UBS CIO Oliver Bussmann explores how a new set of technology stakeholders is changing the dynamics of IT decision-making.
The role of the CIO has changed dramatically in recent years — but so too has the line-up of executives who influence the shape of IT projects, programs and budgets.
According to UBS group CIO Oliver Bussmann, there are now three clear levels of maturity in the IT leader’s role. “Typically as a functional CIO you are driving operational excellence, the shape of your infrastructure and the applications portfolio, your sourcing and partner strategy,” he says, highlighting the availability of various industry benchmarks for measuring that.
The second phase, he observes, is for the CIO to become part of business transformation, to sit at the management table with the rest of the business, mapping out business plans and turning those into IT roadmaps and investments.
But the third maturity level involves an active engagement with innovation — understanding the impact of new digital technologies and business models and sharing that knowledge with internal and external customers.

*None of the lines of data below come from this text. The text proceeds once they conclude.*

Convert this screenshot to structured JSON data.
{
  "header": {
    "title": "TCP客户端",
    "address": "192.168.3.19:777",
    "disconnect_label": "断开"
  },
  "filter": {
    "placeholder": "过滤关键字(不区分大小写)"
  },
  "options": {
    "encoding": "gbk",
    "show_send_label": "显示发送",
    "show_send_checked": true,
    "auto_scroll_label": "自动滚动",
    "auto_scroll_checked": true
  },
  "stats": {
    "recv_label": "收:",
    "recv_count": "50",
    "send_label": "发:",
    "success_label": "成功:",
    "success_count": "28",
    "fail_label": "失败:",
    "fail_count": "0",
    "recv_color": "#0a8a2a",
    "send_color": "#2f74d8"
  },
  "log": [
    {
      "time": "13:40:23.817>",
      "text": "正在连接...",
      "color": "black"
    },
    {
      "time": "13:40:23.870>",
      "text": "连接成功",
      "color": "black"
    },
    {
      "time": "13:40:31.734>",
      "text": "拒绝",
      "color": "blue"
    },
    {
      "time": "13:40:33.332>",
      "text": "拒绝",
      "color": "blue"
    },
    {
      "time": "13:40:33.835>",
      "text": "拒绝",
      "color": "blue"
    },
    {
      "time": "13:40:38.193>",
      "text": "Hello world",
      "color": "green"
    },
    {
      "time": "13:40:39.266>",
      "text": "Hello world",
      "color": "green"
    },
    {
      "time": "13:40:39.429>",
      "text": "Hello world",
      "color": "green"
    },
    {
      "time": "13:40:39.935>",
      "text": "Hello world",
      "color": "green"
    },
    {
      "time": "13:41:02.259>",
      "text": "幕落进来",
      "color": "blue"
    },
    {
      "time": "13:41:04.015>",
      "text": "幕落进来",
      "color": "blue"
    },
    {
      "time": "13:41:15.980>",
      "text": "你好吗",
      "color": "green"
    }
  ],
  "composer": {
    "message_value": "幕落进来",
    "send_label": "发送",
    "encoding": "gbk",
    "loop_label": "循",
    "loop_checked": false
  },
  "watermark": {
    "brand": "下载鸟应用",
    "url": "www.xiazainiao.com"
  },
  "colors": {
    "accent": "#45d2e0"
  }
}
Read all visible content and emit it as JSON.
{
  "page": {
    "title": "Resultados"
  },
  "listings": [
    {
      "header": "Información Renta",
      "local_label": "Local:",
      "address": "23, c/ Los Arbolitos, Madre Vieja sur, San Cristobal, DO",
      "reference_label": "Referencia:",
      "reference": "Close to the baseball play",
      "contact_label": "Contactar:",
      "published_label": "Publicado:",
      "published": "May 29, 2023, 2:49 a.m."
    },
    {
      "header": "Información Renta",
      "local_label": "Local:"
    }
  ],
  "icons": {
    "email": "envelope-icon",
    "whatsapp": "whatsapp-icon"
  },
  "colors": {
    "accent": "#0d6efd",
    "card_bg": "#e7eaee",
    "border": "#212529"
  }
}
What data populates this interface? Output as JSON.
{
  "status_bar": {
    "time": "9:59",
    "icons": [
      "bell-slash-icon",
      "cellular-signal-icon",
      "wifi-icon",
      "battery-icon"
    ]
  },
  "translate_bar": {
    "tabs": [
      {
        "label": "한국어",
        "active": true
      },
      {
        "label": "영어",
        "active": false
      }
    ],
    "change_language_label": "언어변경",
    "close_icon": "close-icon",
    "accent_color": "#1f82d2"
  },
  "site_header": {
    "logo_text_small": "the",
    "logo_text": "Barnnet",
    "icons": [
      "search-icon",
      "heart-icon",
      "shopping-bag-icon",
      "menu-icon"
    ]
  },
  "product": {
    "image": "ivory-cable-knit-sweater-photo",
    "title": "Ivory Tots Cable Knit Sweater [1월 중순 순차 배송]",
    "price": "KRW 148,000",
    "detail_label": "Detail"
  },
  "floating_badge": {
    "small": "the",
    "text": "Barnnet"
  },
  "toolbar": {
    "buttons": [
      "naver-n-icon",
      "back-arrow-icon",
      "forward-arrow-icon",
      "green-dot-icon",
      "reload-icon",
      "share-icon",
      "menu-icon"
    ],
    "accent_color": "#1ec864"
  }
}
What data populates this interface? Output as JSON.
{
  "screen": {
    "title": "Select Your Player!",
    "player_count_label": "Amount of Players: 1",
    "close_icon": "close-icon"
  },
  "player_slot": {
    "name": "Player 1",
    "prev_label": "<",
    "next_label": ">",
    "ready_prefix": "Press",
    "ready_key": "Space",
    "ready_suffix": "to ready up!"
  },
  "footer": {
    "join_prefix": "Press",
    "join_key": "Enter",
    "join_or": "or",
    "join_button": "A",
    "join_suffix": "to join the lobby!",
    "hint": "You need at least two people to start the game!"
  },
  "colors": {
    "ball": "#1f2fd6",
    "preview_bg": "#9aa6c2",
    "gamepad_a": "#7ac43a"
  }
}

Such innovation can then be injected into new products and business approaches, says Bussmann. “That’s a different strategic role for the CIO and the IT organization, and one that can drive a major impact on revenue, brand awareness and so on.”
CIO or CDO
If that sounds like the description of the role of a chief digital officer then it is intentional. “From my perspective this third role, as a strategic, innovative CIO, certainly encompasses that of a chief digital officer. You need a sound understanding of the existing IT landscape, a deep knowledge of the business’s core processes and also the ability to leverage what you learn outside the organization.” That might involve taking advantage of disruptive technologies — such as mobile, social, cloud or big data — and mapping those onto business opportunities, he says. And no one is in a better position to do that.
“The CIO and the IT organization is perfectly placed to have that end-to-end knowledge and then to team up with other players like the chief marketing officer (CMO) and line of business heads to drive through those changes,” says Bussmann.
That engagement with the CMO, or with marketing heads across UBS’s different lines of business, is particularly important, he says, given the influence many marketing leaders now have over IT spending.
“At both UBS and previously as CIO of [business application software company] SAP, I have built a very close relationship with the chief marketing officer. With the growth of digital channels, CIOs and CMOs are teaming up to leverage the new and different ways of approaching, attracting, interacting with and retaining customers.”
And that “totally different game plan” is inevitably impacting the priorities that determine marketing spend and IT spend, he highlights. “There is a new level of [marketing] sophistication out there that requires strong technology support. So that relationship is now critical.”